Girasole has single-handedly reversed my aversion for ravioli with its amazing offerings. I tried the mushroom ravioli in a creamy wild mushroom sauce. Ridiculous! I'm usually 1) not a big fan of ravioli as stated, and 2) not crazy about cream sauces because they're too heavy.
Well, this dish defied my expectations once again. Every bite felt like I stuck my head in a bouquet of wild mushrooms. It felt like I was there in the forest, smelling the wonderful aromas of the mushrooms. Did this dish go well with the red wine? Suffice it to say I couldn't stop eating this either.
On another visit, we tried the prosciutto with melon and figs. The menu listed it as one or the other but our greedy selves had to ask if we could get both. Ask and you shall receive.
This was another pleasant surprise. Fresh, just sliced prosciutto, some wrapping uber-sweet cantaloupe slices (like candy) and others adorning a few halves of black figs that had been drizzled with sugar and torched on top to warm and caramelize them a bit. The figs were phenomenal -- fresh and of course went perfectly well with the salty meat.
The only dish that didn't blow us away was the lamb stew that came with plain risotto. While good, I found the stew a tad salty for my taste, like it had been overcooked and its liquid over-reduced.
Some complained about the service but both times we went, we found the service to be good to excellent.
Oh, the olive oil that comes out with the bread (could be fresher) before the meal is interesting. I tasted hints of green tea, of all things, but our server assured us it came from a fine brand from Italy called Genco, as he showed us the large rectangular canister. Some patrons like the olive oil so much they buy it by the canister, he said.
Now onto dessert. We had an orange cake that was moist, very orange-y and delicious. Went great with the coffee.
I can't wait to return to try the braised rabbit that gets raves and other raviolis on the menu. Up to this point, Osteria Mozza had been my favorite Italian restaurant in LA but Girasole is inching up quickly, especially for its value.
Friday, October 8, 2010

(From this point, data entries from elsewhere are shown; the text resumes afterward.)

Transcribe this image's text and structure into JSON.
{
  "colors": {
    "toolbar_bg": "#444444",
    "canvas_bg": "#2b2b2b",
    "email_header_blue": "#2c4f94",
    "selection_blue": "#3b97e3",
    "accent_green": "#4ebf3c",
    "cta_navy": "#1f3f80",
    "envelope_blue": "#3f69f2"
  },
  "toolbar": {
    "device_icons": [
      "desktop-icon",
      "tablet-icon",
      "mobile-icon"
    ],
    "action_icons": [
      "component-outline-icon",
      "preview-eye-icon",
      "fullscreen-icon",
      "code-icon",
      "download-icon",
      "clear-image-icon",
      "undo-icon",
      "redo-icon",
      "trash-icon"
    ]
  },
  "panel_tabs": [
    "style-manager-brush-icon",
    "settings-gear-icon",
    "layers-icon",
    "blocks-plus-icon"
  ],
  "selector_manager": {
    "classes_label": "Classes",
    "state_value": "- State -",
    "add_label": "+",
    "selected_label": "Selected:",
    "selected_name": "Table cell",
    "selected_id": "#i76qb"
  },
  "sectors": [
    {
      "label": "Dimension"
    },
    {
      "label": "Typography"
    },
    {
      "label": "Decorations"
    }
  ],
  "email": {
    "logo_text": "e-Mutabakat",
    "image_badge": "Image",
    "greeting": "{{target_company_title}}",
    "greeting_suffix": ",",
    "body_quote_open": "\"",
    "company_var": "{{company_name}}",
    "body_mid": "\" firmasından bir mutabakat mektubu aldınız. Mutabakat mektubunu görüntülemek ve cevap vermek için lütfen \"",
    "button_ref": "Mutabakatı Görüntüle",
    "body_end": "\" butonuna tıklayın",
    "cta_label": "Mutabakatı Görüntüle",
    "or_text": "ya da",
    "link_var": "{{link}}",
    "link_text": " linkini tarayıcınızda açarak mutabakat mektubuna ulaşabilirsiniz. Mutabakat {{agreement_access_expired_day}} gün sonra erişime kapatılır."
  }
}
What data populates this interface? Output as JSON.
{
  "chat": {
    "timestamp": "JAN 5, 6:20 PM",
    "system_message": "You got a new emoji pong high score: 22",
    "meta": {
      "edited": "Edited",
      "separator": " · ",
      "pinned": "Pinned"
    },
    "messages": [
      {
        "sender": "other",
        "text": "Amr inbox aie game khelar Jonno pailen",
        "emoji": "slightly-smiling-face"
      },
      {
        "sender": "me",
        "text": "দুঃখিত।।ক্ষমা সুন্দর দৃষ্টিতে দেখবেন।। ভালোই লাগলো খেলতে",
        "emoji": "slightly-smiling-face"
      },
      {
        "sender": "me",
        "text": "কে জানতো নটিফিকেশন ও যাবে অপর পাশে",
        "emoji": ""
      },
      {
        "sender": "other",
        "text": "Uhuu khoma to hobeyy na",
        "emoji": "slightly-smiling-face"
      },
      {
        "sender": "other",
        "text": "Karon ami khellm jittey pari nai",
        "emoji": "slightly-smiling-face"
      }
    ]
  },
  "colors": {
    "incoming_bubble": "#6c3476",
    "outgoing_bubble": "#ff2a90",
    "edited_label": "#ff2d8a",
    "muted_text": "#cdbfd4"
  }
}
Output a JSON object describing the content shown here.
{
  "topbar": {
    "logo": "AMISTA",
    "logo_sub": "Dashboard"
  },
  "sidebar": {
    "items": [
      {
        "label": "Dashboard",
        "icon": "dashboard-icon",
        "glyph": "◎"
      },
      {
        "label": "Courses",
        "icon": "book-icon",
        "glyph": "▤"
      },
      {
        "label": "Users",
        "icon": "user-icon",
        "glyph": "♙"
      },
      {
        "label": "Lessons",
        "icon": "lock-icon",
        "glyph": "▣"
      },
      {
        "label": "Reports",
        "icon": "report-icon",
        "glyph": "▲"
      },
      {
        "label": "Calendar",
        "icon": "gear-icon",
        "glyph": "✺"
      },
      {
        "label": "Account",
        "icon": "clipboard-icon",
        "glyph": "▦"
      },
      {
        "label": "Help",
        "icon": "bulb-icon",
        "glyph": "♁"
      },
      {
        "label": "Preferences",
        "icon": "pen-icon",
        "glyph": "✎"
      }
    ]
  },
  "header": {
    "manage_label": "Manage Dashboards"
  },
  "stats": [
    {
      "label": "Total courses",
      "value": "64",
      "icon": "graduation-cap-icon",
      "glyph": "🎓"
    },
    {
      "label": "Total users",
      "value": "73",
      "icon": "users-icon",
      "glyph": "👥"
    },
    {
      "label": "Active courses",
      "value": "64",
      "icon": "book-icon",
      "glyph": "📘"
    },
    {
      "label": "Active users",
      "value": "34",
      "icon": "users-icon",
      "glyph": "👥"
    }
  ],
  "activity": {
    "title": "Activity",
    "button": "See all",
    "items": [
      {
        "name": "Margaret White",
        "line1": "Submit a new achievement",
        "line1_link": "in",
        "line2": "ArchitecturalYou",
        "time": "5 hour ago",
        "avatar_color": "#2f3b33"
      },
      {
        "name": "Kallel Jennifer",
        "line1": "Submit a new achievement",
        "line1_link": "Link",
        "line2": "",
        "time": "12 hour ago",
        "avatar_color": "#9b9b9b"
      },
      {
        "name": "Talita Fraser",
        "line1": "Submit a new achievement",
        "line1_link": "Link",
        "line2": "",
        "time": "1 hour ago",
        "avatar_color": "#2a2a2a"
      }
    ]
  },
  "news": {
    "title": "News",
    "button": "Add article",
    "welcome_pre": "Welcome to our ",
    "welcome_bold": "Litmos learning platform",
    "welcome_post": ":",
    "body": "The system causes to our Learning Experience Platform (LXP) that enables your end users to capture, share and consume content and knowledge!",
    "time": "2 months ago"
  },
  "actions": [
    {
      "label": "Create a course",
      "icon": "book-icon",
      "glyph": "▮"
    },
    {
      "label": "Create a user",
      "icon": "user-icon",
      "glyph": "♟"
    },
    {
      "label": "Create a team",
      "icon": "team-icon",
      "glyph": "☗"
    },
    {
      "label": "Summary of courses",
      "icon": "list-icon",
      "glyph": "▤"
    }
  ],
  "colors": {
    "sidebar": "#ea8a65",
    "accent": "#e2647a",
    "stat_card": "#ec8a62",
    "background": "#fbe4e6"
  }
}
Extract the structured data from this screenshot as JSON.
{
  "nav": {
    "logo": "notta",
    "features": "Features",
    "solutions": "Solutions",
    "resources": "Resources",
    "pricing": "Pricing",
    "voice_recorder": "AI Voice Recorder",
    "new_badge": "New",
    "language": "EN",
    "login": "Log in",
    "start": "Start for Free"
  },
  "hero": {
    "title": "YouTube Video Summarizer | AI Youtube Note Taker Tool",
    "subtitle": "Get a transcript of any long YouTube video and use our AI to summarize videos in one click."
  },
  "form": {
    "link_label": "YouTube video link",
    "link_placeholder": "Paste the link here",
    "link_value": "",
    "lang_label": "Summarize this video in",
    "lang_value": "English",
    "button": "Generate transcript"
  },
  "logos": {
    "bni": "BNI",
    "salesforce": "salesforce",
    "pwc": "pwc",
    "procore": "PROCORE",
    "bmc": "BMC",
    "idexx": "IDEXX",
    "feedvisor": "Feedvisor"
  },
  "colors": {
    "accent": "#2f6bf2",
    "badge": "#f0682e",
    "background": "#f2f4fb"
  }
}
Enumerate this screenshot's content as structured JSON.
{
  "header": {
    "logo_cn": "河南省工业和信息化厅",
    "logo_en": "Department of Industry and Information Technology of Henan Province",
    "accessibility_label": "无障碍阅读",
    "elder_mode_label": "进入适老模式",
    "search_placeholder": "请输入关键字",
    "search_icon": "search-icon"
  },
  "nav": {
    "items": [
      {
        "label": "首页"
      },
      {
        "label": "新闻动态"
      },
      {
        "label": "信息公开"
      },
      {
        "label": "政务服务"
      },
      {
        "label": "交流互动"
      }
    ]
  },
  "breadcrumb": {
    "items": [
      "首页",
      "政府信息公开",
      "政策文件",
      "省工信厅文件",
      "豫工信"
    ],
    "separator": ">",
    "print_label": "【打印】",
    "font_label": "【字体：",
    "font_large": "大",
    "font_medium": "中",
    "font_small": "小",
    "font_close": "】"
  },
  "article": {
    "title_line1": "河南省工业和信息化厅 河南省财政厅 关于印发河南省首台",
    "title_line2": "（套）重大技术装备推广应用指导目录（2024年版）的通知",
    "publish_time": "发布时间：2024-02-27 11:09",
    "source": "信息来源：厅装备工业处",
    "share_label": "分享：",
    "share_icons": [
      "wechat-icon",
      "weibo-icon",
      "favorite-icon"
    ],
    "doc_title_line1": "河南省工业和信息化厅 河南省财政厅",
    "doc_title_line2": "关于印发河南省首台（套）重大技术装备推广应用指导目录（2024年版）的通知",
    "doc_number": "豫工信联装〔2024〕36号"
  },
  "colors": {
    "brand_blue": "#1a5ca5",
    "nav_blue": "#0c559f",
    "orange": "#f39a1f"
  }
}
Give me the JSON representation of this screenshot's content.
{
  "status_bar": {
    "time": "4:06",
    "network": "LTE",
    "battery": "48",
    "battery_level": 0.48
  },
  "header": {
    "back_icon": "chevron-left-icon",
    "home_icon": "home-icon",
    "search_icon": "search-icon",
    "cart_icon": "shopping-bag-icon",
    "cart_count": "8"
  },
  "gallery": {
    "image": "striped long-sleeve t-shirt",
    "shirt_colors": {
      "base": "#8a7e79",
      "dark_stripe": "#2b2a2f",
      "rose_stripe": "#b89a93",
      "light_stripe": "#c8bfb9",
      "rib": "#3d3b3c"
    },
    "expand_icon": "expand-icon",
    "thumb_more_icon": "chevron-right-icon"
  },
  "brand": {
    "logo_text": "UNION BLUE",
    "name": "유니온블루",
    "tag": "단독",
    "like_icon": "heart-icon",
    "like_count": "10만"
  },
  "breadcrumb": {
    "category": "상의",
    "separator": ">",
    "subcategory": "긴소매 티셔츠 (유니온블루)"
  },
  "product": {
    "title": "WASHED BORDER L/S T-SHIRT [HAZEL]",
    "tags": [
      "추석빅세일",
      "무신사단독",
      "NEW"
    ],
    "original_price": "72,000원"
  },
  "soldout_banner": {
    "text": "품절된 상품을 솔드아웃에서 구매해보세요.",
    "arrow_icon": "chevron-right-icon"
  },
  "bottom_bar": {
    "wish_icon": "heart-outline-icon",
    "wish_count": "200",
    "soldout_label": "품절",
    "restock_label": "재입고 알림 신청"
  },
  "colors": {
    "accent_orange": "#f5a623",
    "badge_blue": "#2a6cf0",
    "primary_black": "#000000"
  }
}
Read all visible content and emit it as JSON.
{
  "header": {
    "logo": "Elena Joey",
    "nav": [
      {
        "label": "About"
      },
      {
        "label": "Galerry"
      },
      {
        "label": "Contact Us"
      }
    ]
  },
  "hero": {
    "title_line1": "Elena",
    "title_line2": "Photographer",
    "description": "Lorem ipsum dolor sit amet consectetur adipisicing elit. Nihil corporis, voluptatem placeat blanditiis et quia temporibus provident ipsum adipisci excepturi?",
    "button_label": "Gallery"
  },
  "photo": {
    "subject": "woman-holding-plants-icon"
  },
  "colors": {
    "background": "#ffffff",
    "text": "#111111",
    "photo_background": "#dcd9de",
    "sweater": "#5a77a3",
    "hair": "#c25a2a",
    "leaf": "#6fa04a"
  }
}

I know it's been a few months now, but wanted to pay respect to CK. Rest in peace Cardinale Kitchen. Cardinale sat on the corner of Melrose and Vine and served the best empanadas with the most garlicky chimichurri sauce. I loved that they were baked, not fried and had boiled egg in some of them, like I remember them back from my South America days. I am crushed that I no longer have a place to get my breakfast empanadas (which tasted great with an oozy fried egg). I think the owners should either start an online empanada-only business or go lunch truck. The other dishes weren't anything to write home about and that's probably why it never caught on. Please come back!
I bet that if they were to start an empanada lunch truck and used social media to have them followed, they'd hit the jackpot. So, ex-owners of Cardinale, what are you waiting for? The masses want more! Don't leave us with the mediocre fried versions from other joints that purport to make the best empanadas in LA! Claim your place in the empanada hall of fame! Los estamos esperando desesperadamente!
The beef was hands-down my fave, but the chicken, spinach, ham and cheese as well as the caprese were all pretty good.